Meaning of “start” - Learner’s Dictionary


verb us uk /stɑːt/
Extra Examples
Bring the car up to the door and I'll start loading up.Normally, I start work around nine o'clock.The crowd started abusing him.She completely forgot herself and started screaming at him.Our dog starts drooling when he sees food.

A1 to begin doing something:

[ + doing sth ] He started smoking when he was eighteen.
[ + to do sth ] Maria started to laugh.
We start work at nine o'clock.

B1 to begin to happen or to make something begin to happen:

The programme starts at seven o'clock.
Police believe the fire started in the kitchen.
BUSINESS [ I, T ] also start up

B2 If a business, organization, etc starts, it begins to exist, and if you start it, you make it begin to exist:
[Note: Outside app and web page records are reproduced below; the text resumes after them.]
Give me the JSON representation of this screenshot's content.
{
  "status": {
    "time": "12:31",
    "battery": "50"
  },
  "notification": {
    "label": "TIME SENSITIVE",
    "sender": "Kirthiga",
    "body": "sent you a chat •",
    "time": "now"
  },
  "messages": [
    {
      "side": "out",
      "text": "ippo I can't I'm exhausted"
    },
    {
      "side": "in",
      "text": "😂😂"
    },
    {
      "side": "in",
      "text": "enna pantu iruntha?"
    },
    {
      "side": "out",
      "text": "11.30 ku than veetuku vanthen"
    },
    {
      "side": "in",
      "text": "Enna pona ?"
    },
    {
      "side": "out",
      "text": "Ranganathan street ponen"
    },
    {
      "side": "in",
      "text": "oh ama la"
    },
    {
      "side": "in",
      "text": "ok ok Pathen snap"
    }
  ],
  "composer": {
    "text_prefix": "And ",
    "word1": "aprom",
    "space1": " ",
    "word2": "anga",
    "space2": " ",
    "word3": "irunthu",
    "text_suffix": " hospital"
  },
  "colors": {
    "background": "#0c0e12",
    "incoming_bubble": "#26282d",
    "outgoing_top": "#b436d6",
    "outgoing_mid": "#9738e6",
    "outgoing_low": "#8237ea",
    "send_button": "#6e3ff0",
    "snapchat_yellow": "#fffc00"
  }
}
She started her own computer business.
A lot of new restaurants have started up in the area.
CAR [ I, T ] also start up

B2 If a car or engine starts, it begins to work, and if you start it, you make it begin to work:

The car won't start.
Start up the engine.
to start with

used to talk about what a situation was like at the beginning before it changed:

I was happy at school to start with, but later I hated it.

used before saying the first thing in a list of things:

To start with, we need better computers. Then we need more training.

(Definition of “start verb” from the Cambridge Learner’s Dictionary © Cambridge University Press)